Mysteries, and all of the life of the Church for our benefit. And when
we deny him by the way we live, we are adulterers. We commit adultery. 

So don't deny Christ, either by your attitude, by your priorities, by
indulging in things that you know are unclean, or by fear of another's
opinion. You know, there is that meaning to this phrase as well -- when
people are afraid to show that they are Christians, because especially
in our country here, people sometimes think you're crazy when you're an
Orthodox Christian. Too strict about fasting, or this or that. You make
the sign of the Cross? What for? All these things. Or, you follow that
calendar? Why do you do that? That's not the real calendar. All these
questions. We should not be ashamed. God has enlightened us and planted
us in his vineyard, and we must bear fruit. 

God help you all to see reality, to see what God has done, and then, to
set your face forward, to be on the plow and not to look back, but to
set your priorities, to live the Christian life. God help you.

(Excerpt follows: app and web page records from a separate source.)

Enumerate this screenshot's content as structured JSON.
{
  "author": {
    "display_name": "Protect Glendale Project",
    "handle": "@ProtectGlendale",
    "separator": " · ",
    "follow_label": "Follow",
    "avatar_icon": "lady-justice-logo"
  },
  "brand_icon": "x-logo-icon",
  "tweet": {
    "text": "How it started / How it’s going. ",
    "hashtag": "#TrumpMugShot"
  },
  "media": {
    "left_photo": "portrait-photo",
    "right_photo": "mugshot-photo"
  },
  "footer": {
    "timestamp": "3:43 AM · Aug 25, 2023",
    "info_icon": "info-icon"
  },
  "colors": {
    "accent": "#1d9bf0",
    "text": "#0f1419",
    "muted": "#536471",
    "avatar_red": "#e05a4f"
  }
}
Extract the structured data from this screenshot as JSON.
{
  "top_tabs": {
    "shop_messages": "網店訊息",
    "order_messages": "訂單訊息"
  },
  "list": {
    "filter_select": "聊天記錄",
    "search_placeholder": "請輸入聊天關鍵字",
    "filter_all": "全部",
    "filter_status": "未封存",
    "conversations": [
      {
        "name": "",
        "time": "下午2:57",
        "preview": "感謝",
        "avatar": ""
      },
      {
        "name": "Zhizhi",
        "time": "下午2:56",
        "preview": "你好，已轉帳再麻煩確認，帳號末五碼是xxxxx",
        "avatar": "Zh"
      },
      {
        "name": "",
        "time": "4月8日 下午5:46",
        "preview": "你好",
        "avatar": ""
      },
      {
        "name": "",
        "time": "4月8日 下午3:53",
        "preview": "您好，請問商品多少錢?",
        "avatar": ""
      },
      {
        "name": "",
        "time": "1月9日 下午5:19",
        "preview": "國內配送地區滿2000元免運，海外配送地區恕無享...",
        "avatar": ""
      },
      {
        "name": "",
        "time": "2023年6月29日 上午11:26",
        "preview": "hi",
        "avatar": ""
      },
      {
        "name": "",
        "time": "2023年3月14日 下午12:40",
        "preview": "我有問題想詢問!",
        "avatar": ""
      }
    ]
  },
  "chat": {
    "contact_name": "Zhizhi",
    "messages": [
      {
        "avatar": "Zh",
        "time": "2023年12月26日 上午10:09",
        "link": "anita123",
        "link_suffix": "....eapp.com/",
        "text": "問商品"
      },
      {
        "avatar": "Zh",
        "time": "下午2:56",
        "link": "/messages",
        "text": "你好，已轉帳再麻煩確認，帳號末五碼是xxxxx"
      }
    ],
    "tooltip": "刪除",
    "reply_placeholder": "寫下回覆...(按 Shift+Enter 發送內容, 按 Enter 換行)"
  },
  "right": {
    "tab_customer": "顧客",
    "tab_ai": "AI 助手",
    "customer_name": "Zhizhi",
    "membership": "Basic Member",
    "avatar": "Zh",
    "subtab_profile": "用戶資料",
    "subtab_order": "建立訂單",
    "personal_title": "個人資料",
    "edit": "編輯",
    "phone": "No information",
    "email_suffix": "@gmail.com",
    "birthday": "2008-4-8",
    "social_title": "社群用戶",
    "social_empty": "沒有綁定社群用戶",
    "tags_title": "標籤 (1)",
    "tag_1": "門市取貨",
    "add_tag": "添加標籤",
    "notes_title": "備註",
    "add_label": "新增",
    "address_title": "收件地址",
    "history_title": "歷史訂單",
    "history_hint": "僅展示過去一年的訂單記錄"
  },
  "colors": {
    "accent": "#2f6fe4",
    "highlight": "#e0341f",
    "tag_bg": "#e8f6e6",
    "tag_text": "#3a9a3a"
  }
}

Amen. 


This and other Orthodox materials are available in booklet and
electronic form from: 

St. Nicholas Orthodox Church, McKinney (Dallas area), Texas

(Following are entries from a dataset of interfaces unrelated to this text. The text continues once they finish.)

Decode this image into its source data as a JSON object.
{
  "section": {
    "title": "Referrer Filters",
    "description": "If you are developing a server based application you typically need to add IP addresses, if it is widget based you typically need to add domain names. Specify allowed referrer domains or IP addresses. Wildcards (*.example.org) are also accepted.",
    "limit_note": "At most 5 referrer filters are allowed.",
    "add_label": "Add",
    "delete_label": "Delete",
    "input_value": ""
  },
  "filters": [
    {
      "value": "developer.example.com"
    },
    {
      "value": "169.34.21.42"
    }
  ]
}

Mailing Address	2102 Summit, McKinney TX 75070

Rectory Phone	972/529-2754

Email 	  HYPERLINK ""

Web Page	  HYPERLINK "" 

This particular text may be found at:


 To receive regular mailings of sermons throughout the church year, send
a blank email message to

All rights reserved.  Please use this material in any way that is
edifying to your soul, and copy it for personal use if you so desire. 
We ask that you contact St. Nicholas if you wish to distribute it in any
way.  We grant permission to post this text, if completely intact only,
including this paragraph and the contact information above, to any
electronic mailing list.

 Cf. Mark 8:37  "Or what shall a man give in exchange for his soul?"

 Mark 8:34, partial

 1 John 4:19

 Cf. Matthew 26:31-45, and especially, Luke 13:24-27: "Strive to enter
in at the strait gate: for many, I say unto you, will seek to enter in,
and shall not be able. {25} When once the master of the house is risen
up, and hath shut to the door, and ye begin to stand without, and to
knock at the door, saying, Lord, Lord, open unto us; and he shall answer
and say unto you, I know you not whence ye are: {26} Then shall ye begin
to say, We have eaten and drunk in thy presence, and thou hast taught in
our streets. {27} But he shall say, I tell you, I know you not whence ye
are; depart from me, all ye workers of iniquity."

 Hebrews 4:15

 Mark 8:35  

 Cf. Mark 9:42-48  "And whosoever shall offend one of these little ones
that believe in me, it is better for him that a millstone were hanged
about his neck, and he were cast into the sea. {43} And if thy hand
offend thee, cut it off: it is better for thee to enter into life
maimed, than having two hands to go into hell, into the fire that never
shall be quenched: {44} Where their worm dieth not, and the fire is not
quenched. {45} And if thy foot offend thee, cut it off: it is better for
thee to enter halt into life, than having two feet to be cast into hell,
into the fire that never shall be quenched: {46} Where their worm dieth
not, and the fire is not quenched. {47} And if thine eye offend thee,
pluck it out: it is better for thee to enter into the kingdom of God
with one eye, than having two eyes to be cast into hell fire: {48} Where
their worm dieth not, and the fire is not quenched."

 John 1:46  "And Nathanael said unto him, Can there any good thing come
out of Nazareth? Philip saith unto him, Come and see."

 Mark 8:36-37

 Mark 8:38

The Sunday of the Precious Cross

The Healing of the Woman with an Issue of Blood

 and the Raising of the Daughter of Jairus

Page   PAGE  10  

Page   PAGE  11